TAKEERAH S. BRITTON, AN INFANT BY HER GUARDIAN AD LITEM, TONI JONES-BRITTON AND TONI JONES-BRITTON, INDIVIDUALLY, PLAINTIFFS-APPELLANTS,
CITY OF ELIZABETH AND DEPARTMENT OF HEALTH AND HUMAN SERVICES, DEFENDANTS-RESPONDENTS, AND BOYS AND GIRLS CLUB OF ELIZABETH, THEODORE ROOSEVELT SCHOOL NO. 17, AND S.O.A.R. II (SPECIAL OPPORTUNITIES FOR ACHIEVEMENT AND REAWAKENING), DEFENDANTS.
On appeal from the Superior Court of New Jersey, Law Division, Union County, Docket No. L-1488-05.
NOT FOR PUBLICATION WITHOUT THE APPROVAL OF THE APPELLATE DIVISION
Submitted October 22, 2007
Before Judges Stern and C.S. Fisher.
Plaintiff appeals from an order entered on November 17, 2006, granting summary judgment to the City of Elizabeth and the City's Department of Health and Human Services. The defendant Boys and Girls Club of Elizabeth was dismissed by stipulation.
Plaintiff argues that summary judgment was improperly granted and that the trial judge improperly concluded that her injuries did not pierce the permanency threshold of N.J.S.A. 59:9-2(d).
Plaintiff sustained a fracture to her left fibula when falling from a swing at the Boys and Girls Club of Elizabeth. Defendant insists that she sustained a fractured ankle which healed satisfactorily and had no substantial impact on her life.

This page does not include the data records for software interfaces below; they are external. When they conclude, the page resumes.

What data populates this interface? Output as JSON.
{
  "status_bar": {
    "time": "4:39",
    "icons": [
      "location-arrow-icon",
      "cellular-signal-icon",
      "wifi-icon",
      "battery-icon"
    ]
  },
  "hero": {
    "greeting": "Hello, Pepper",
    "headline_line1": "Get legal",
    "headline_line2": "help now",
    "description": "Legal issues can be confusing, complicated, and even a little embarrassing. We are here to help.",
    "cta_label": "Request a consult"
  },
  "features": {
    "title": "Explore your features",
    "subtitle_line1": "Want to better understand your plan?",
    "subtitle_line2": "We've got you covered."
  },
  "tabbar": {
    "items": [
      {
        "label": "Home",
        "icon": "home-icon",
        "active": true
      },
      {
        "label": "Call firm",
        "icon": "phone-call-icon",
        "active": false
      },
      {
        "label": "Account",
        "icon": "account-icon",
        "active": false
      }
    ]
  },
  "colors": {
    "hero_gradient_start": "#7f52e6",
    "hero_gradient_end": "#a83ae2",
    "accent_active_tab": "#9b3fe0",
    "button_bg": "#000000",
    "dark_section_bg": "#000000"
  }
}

Plaintiff contends that because she remains under the care of Dr. Wolkstein, summary judgment was improperly granted and that "the order granting defendant's motion for summary judgment on the Title 59 injury threshold should be vacated because there are material questions of fact whether plaintiff had suffered a permanent injury that is substantial."
According to plaintiff, on May 3, 2003 she was on a children's play swing at the Club when it broke "causing her to fall and sustain severe injury to her left ankle."*fn1 "[A]n MRI of her left ankle revealed findings consistent with a bony fracture involving the interior talus adjacent to the talonavicular bone." Dr. Wolkstein's report of July 27, 2006 concluded that she had a permanent injury to her left ankle which was "still symptomatic." Plaintiff argues that it has a substantial impact on her life because "she is limited in performing the activities of other teenagers her age" and "is unable to play basketball now and other sports without experiencing pain due to the nature and extent of the injury. She is [also] unable to walk long distances and has difficulty standing for extended periods."
She still has pain, and plaintiff claims that there is objective medical evidence raising a jury question.
The judgment is affirmed substantially for the reasons expressed in the relevant portion of Judge Ross Anzaldi's oral opinion of November 17, 2006. See also Ponte v. Overeem, 171 N.J. 46, 54 (2002) (another case requiring "a permanent loss of a bodily function that is substantial").